At noon, after writing a long work-related email, I went for a bike ride around the lake. On the far side of the lake, I realized it was the perfect place to view the eclipse. It’s a pretty location in its own right, on slightly elevated ground, with a view of the entire lake and the city skyline beyond. People had set up their tents and telescopes and seemed to be having a nice time. I cursed myself for not thinking of this sooner. I didn’t have my glasses with me, and I didn’t have time to bike home, get the glasses, and bike back. I needed a real plan.

I decided that it was a good idea to be around a lot of people, so I biked over to the university where I teach. At the site where a new business school building is going up, a passerby handed out glasses to the construction workers. On the university’s lawn faculty, administrators, neighbors, sorority sisters, and fraternity brothers sat in groups of two or ten, as if for a free concert or fireworks show. I put on my glasses and looked up. The sun was an orange sliver. Then it vanished. Was that the eclipse? A few screams went up. But no—it was just a cloud. Maybe we wouldn’t see anything.

Then we got lucky. The clouds thinned as the sun slowly disappeared. My experience of the partial eclipses made it all seem intelligible. And then, very suddenly, something new appeared.

It’s a cliche to say that time stood still during the total eclipse. It’s a cliche, though, because it’s true. Time stood still. My hand reflexively covered my mouth. My breath quickened. I took off my glasses.

I had read that you see a hole in the sky, with blazing, but not blinding, light behind it. This is accurate. The sky was not completely dark. The space where the sun should have been was completely dark. Around it, yes, a perfect, silver ring, and then what I understand to be the sun’s corona, a wispy blur much, much larger than the black hole.

It’s a cliche to say that time stood still during the total eclipse. It’s a cliche, though, because it’s true.

Tears filled my eyes, doubling and then tripling the image. My mouth quivered. I do not cry frequently. Had I not been in public, I would have utterly broken down. “I had never seen anything like it”: another cliche. Also true. I had never seen anything like it. I could have looked forever.

You don’t have to be in a pretty place to view the eclipse. You don’t need the lake or the city skyline or a broad river valley. You do not look at them. You look at the shocking event in the sky.

After some time, a tiny red dot appeared at the 5:00 position on the ring. The dot did not seem to change for a long time. Then it exploded into the greatest brilliance. In an instant, the sunlight was once again overwhelming in its ordinary way. We applauded. I applauded.

“Well, back to work, I guess,” people around me said. It’s true, we had to go back. The students went to their next classes. The construction workers resumed constructing. Lawnmowers started up again. I walked my bike to a bench and ate a sandwich.

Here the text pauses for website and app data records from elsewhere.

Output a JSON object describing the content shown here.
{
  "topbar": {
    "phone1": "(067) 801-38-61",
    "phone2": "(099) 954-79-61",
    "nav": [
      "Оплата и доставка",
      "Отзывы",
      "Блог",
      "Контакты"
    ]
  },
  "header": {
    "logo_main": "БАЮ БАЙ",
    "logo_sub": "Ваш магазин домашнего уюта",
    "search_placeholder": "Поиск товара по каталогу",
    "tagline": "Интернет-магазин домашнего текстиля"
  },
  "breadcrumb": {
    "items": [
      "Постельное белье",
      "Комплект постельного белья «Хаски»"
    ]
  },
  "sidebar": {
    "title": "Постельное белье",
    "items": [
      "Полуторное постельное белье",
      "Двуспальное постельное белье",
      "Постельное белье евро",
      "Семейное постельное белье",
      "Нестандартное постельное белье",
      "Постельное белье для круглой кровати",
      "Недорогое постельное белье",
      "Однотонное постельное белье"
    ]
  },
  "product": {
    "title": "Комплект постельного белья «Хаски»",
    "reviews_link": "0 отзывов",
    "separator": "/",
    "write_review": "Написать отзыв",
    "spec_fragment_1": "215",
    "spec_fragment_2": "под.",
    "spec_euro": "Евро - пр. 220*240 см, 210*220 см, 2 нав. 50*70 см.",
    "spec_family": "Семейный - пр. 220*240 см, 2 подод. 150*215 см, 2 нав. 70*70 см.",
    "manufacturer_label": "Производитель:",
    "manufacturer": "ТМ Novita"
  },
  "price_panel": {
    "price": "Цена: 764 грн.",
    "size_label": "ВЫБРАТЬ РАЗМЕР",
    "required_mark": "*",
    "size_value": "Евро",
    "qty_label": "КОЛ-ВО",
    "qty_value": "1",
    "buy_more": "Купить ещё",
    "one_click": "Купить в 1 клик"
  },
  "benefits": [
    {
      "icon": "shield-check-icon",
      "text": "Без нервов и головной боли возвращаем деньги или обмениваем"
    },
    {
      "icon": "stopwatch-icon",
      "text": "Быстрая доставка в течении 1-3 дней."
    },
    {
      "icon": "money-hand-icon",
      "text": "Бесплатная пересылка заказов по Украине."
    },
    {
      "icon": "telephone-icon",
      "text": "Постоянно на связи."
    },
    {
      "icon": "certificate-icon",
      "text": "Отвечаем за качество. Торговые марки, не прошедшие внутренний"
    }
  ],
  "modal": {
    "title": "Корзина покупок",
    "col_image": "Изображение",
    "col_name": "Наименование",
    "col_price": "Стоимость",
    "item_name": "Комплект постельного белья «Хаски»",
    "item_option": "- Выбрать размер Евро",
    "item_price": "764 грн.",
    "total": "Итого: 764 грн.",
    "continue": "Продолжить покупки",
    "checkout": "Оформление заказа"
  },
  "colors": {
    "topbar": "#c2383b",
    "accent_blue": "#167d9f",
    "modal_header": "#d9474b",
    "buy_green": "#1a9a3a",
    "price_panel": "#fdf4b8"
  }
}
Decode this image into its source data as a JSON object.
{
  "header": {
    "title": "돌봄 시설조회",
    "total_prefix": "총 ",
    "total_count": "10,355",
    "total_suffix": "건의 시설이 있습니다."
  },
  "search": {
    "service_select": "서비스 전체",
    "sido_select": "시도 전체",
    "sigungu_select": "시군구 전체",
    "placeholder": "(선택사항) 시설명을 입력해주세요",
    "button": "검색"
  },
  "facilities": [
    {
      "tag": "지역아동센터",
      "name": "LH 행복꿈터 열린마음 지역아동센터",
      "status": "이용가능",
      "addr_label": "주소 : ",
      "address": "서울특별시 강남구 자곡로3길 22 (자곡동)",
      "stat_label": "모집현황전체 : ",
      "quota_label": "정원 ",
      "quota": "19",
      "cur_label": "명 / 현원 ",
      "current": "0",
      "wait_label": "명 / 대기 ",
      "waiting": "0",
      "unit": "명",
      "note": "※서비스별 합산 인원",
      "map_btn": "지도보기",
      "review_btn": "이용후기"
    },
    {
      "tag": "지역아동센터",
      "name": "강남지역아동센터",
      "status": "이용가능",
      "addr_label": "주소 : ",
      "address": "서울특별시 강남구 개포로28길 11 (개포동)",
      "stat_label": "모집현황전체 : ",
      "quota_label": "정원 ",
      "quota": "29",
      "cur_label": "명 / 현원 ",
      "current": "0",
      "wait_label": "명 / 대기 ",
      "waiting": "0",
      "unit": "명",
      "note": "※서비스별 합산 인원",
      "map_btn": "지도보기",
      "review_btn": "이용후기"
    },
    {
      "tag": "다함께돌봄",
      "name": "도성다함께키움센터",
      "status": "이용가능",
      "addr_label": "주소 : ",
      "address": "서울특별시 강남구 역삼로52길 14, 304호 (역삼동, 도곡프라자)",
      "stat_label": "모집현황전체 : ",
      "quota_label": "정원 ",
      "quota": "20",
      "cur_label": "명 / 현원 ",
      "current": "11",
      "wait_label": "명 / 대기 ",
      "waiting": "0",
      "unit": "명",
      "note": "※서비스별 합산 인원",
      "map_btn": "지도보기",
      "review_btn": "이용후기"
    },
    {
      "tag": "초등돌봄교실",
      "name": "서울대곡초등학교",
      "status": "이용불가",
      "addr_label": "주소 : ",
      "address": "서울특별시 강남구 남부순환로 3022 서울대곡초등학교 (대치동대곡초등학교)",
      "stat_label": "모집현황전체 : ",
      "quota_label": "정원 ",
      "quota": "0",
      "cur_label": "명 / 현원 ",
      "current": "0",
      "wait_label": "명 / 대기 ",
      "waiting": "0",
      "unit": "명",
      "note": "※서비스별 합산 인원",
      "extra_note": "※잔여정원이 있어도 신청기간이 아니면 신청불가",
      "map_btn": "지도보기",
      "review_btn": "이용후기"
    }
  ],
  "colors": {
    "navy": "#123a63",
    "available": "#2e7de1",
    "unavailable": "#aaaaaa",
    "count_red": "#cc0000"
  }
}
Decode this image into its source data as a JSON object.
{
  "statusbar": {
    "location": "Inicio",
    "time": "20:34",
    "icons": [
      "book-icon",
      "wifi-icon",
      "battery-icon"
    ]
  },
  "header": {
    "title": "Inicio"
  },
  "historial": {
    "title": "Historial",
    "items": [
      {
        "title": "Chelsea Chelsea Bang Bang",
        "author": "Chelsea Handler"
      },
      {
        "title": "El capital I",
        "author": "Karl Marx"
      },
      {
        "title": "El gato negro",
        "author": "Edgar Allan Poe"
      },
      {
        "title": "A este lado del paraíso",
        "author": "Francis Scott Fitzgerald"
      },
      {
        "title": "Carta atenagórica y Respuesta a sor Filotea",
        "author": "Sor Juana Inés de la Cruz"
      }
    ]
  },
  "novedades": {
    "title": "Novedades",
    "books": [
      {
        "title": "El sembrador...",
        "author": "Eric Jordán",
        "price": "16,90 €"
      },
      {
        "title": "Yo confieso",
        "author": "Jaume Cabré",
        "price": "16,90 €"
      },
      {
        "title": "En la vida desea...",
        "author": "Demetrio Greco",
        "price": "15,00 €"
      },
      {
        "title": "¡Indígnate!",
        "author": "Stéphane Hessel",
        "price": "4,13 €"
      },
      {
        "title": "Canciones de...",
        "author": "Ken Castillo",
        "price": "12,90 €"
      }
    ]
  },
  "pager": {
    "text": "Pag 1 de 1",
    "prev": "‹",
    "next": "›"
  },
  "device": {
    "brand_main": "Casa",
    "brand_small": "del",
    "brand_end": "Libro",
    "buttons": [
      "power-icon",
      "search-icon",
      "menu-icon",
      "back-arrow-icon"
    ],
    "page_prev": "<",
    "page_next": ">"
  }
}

Lately, I have been thinking of Immanuel Kant, whose 300th birthday is in two weeks. Kant wrote, concerning the sublime, “Two things fill the mind with ever new and increasing wonder and awe, the oftener and the more steadily we reflect on them: the starry heavens above me and the moral law within me.” But the sublime, on his account, is not staying forever in the shadow of the moon, screaming or crying or breathless. It’s being in that shadow, then returning to normal life, somehow elevated. You see or feel something that entirely exceeds your capacity to understand, and then you come back to yourself, amazingly able to think through what you have seen. I understand now why people travel to eclipses around the world, chasing that high.

“It was evening all afternoon,” Wallace Stevens writes in his poem about looking at a blackbird. After the eclipse, it was morning, then afternoon again. The crescent sun sat in the live-oak limbs.   

Also by this author

Please email comments to [email protected] and join the conversation on our Facebook page.

© 2024 Commonweal Magazine. All rights reserved. Design by Point Five. Site by Deck Fifty.